The doctor did warn us that the swelling and redness will get worse when he sleeps. He was also rubbing both eyes constantly. I tried explaining that he didn’t need to rub both eyes since they would both end up infected, but he’s only 7. Sure enough, by this morning, both eyes were infected. Both were swollen, the originally injured eye was crusted over again, and both eyes were bloodshot. But, he had been on antibiotics for 24 hours (well, okay, 21 hours), which means he met school requirements for going back, plus the doctor said it was okay, so I sent him with a note to his teacher. All is well, right? Ha!

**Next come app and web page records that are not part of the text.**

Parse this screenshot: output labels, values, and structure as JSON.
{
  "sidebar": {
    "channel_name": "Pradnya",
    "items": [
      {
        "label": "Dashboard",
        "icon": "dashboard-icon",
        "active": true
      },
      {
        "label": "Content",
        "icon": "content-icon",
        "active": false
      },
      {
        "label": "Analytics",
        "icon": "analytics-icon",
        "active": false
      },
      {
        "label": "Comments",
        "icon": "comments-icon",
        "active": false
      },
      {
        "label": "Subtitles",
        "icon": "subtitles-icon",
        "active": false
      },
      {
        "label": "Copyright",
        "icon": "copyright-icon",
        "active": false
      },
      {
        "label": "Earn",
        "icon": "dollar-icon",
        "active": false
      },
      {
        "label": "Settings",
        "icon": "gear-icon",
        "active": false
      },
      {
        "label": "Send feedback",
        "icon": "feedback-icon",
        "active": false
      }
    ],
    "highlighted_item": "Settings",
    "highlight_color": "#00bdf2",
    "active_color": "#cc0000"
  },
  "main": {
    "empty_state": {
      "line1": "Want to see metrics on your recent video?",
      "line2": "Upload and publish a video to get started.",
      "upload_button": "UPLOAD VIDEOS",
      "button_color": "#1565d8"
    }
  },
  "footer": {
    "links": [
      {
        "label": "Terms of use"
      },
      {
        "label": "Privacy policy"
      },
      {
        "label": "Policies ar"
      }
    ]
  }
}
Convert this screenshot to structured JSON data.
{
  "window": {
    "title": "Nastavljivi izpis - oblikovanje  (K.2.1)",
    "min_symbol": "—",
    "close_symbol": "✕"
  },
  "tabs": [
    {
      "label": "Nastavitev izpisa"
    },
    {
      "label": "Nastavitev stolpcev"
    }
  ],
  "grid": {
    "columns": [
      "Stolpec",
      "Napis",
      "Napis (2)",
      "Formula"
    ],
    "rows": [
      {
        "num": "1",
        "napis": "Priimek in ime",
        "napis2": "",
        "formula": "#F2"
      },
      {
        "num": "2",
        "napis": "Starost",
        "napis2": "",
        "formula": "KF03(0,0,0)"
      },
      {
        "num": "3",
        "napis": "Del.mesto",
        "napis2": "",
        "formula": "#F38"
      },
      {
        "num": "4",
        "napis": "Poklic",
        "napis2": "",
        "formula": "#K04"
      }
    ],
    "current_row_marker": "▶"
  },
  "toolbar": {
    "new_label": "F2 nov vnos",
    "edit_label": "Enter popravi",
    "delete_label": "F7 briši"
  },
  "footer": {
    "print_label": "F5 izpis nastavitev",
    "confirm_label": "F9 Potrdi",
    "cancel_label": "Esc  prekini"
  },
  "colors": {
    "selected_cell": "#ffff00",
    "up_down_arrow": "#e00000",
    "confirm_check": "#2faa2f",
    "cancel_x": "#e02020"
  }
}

The kids are held in the cafeteria until 7:30, when they are released to their classrooms. My phone was ringing by 7:40 with a call from the school nurse. He hadn’t even made it to class with the note; the principal herself had pulled him out of the lunchroom and sent him straight to the nurse. Both women were borderline hysterical, terrified he had viral pink eye. I explained what the doctor had said, that it was bacterial and not viral, that I had expressly confirmed with the doctor that it was okay for him to return, and that he did meet the school district’s own requirements about being on antibiotics for a day before returning. “And you’re sure it’s bacterial? Viral pink eye is something we almost consider evacuating the school for.” According to the doctor, yes. I even gave her the doctor’s phone number if she wanted to verify my story. Just please let him stay at school! She agreed that those 3 hours were negligible and we had met the requirements, so she allowed him to stay. Hopefully things will be much better by Monday and no one else will panic.

Whew!! Let’s not repeat this exercise any time soon, shall we?